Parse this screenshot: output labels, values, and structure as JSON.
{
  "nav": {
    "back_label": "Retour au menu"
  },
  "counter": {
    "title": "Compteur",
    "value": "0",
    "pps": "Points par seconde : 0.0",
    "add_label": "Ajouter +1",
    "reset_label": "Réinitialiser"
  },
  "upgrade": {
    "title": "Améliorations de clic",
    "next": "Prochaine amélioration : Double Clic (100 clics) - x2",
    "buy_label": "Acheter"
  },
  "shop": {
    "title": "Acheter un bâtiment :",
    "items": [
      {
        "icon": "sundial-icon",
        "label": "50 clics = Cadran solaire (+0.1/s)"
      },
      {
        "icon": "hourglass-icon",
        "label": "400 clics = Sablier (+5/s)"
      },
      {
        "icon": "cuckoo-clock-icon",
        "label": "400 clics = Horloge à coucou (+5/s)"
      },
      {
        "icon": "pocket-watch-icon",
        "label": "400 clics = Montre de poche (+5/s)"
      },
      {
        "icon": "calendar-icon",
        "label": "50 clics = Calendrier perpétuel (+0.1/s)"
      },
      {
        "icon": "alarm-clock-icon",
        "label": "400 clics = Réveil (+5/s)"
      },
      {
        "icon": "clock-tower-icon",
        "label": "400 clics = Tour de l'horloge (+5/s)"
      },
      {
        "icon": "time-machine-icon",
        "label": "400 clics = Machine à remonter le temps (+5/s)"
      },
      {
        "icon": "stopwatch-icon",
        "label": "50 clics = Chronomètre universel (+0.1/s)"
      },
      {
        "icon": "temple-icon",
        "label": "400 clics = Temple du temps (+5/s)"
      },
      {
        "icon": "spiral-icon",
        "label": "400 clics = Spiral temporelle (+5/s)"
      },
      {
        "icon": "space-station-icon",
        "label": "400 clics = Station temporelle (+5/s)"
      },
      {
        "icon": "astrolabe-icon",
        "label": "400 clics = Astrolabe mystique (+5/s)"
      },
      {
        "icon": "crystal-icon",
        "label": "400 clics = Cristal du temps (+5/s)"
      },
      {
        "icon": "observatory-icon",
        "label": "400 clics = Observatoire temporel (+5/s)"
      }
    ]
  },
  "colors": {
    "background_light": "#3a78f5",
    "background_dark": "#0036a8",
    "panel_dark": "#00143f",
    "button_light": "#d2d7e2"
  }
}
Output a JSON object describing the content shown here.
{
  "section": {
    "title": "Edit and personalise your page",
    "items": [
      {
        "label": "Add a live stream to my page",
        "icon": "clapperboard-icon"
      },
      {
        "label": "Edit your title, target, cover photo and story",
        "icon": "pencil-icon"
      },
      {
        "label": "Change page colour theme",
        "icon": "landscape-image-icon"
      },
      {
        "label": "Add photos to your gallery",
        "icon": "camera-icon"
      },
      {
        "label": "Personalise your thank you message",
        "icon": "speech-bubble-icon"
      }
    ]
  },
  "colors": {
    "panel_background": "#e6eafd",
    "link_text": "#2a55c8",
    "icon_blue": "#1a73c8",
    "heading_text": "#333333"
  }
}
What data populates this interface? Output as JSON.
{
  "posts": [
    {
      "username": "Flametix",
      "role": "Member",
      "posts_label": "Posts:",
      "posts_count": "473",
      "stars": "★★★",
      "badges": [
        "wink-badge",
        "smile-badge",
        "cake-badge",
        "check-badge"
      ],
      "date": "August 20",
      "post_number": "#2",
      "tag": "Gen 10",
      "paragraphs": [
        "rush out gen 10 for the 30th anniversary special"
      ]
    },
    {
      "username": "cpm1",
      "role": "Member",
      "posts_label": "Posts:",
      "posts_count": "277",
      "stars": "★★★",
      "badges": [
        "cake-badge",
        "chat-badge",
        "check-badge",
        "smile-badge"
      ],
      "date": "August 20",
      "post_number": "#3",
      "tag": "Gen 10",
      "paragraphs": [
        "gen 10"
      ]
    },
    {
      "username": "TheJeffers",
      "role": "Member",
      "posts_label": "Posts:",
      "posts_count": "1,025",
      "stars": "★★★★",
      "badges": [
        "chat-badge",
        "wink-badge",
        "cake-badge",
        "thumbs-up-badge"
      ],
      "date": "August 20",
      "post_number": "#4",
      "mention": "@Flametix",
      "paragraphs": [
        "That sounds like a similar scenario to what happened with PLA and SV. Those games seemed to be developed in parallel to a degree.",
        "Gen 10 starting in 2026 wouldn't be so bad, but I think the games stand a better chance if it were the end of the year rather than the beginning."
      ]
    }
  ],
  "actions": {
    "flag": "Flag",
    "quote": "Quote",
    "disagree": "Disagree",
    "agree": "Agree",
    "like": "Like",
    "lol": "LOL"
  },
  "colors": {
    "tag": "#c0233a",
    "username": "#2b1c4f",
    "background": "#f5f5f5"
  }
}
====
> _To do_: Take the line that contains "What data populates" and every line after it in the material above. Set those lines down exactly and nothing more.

> _Answer space_:
What data populates this interface? Output as JSON.
{
  "posts": [
    {
      "username": "Flametix",
      "role": "Member",
      "posts_label": "Posts:",
      "posts_count": "473",
      "stars": "★★★",
      "badges": [
        "wink-badge",
        "smile-badge",
        "cake-badge",
        "check-badge"
      ],
      "date": "August 20",
      "post_number": "#2",
      "tag": "Gen 10",
      "paragraphs": [
        "rush out gen 10 for the 30th anniversary special"
      ]
    },
    {
      "username": "cpm1",
      "role": "Member",
      "posts_label": "Posts:",
      "posts_count": "277",
      "stars": "★★★",
      "badges": [
        "cake-badge",
        "chat-badge",
        "check-badge",
        "smile-badge"
      ],
      "date": "August 20",
      "post_number": "#3",
      "tag": "Gen 10",
      "paragraphs": [
        "gen 10"
      ]
    },
    {
      "username": "TheJeffers",
      "role": "Member",
      "posts_label": "Posts:",
      "posts_count": "1,025",
      "stars": "★★★★",
      "badges": [
        "chat-badge",
        "wink-badge",
        "cake-badge",
        "thumbs-up-badge"
      ],
      "date": "August 20",
      "post_number": "#4",
      "mention": "@Flametix",
      "paragraphs": [
        "That sounds like a similar scenario to what happened with PLA and SV. Those games seemed to be developed in parallel to a degree.",
        "Gen 10 starting in 2026 wouldn't be so bad, but I think the games stand a better chance if it were the end of the year rather than the beginning."
      ]
    }
  ],
  "actions": {
    "flag": "Flag",
    "quote": "Quote",
    "disagree": "Disagree",
    "agree": "Agree",
    "like": "Like",
    "lol": "LOL"
  },
  "colors": {
    "tag": "#c0233a",
    "username": "#2b1c4f",
    "background": "#f5f5f5"
  }
}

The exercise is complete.